There is my friend who recently found herself single through no choice of her own.  She spent an entire night by herself in her house trying to keep drains clear and water out of her house.  And, she did it.  All by herself. But, I could hear the exhaustion in her voice the next morning and it hurt me.  Later, help came for her in the form of her son and his friend in a jacked up truck.  That night she slept and he kept watch.

Another friend watched the waters win the battle and come into her house.  There was no reprieve. It happened.  Now, her memories, her belongings, and her normal are all piled beside the road and dripping dirty water.  Her Facebook posts have been an equal mix of shock and jubilance.  Jubilance because church family came through the door when she needed it most.  They came with gloves and boots and brooms.  They tore out her sheet rock and hauled her furniture to the curb.  They filled trash bags with family pictures and Christmas decorations.  They were Jesus with a little Chip Gaines thrown in.

It has been like that all week.  Intense pain caused by watching someone you love going through something unthinkable and then some measure of relief as their needs get met.

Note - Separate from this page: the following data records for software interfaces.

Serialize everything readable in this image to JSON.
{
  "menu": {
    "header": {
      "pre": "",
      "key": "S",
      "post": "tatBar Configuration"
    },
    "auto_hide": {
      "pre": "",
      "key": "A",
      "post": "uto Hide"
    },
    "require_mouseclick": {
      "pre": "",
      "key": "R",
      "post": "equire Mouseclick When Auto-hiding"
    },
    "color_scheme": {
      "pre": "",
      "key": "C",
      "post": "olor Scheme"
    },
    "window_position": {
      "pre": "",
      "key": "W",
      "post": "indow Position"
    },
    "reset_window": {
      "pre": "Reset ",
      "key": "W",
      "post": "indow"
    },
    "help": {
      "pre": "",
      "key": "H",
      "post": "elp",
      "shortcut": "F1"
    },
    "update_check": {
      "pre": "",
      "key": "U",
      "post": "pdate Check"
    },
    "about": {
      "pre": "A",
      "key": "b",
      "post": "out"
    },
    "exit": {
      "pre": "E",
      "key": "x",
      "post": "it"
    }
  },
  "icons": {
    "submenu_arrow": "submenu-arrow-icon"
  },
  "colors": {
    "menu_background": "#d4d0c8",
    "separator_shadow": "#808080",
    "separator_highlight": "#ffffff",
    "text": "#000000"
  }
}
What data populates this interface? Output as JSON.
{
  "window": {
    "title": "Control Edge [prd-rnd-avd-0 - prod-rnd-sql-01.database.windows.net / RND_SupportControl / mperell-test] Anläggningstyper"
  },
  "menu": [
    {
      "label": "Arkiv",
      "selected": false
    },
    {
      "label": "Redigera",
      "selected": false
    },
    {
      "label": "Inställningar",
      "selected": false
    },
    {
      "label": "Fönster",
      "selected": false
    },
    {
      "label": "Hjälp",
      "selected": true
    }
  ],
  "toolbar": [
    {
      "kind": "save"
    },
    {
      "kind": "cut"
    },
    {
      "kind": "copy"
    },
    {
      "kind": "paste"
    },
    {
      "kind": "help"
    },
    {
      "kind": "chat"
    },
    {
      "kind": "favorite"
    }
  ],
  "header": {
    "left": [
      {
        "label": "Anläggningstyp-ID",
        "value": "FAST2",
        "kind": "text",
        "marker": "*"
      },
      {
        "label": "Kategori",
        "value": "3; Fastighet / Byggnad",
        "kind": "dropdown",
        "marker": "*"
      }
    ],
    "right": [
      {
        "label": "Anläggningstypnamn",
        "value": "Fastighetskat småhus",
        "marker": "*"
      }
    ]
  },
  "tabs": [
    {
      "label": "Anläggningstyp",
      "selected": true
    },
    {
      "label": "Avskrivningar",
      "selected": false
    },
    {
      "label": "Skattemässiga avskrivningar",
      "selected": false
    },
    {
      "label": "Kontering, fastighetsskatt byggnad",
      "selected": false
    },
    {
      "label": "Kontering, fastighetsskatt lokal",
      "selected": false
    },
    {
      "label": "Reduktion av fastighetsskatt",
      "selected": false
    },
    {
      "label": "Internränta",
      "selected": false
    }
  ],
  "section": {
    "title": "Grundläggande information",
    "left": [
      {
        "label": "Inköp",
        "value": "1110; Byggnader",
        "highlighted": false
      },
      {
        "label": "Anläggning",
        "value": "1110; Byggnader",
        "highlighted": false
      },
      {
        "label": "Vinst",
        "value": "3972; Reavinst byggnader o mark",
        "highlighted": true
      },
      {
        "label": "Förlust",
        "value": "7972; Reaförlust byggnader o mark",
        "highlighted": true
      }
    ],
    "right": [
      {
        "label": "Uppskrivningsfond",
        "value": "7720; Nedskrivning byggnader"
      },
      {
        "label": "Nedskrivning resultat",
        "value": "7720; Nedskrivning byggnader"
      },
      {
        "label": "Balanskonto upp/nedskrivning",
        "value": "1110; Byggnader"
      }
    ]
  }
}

You’re just so happy somebody showed up for them.  That a band-aid was applied.  It doesn’t matter  what form the help takes.

For Richard and I, it was neighbors who faithfully sent us pictures of the water creeping up our yard while we were miles away.  Close was ok.  Another inch was bearable.  Not knowing wouldn’t have been.

And, when we finally got to come home, walked through our back door and realized that normal still lived in our own little house we cried.  Well, I cried.  Richard cleaned up the yard.

Then, we got busy.

Right now in Houston, you can’t sit by and watch everyone else hurt.  You have to get involved.  You have to do something.

Rescue people on boats, slap together sandwiches, organize relief efforts or, like my favorite rescue worker I’ve met so far, show up to a flooded house pulling an ice chest full of popsicles and ice cream and beer.

Cover your bases.  Have a band-aid ready for whoever you might meet.  In whatever form they might need it. Do what you can do until our body stops hurting.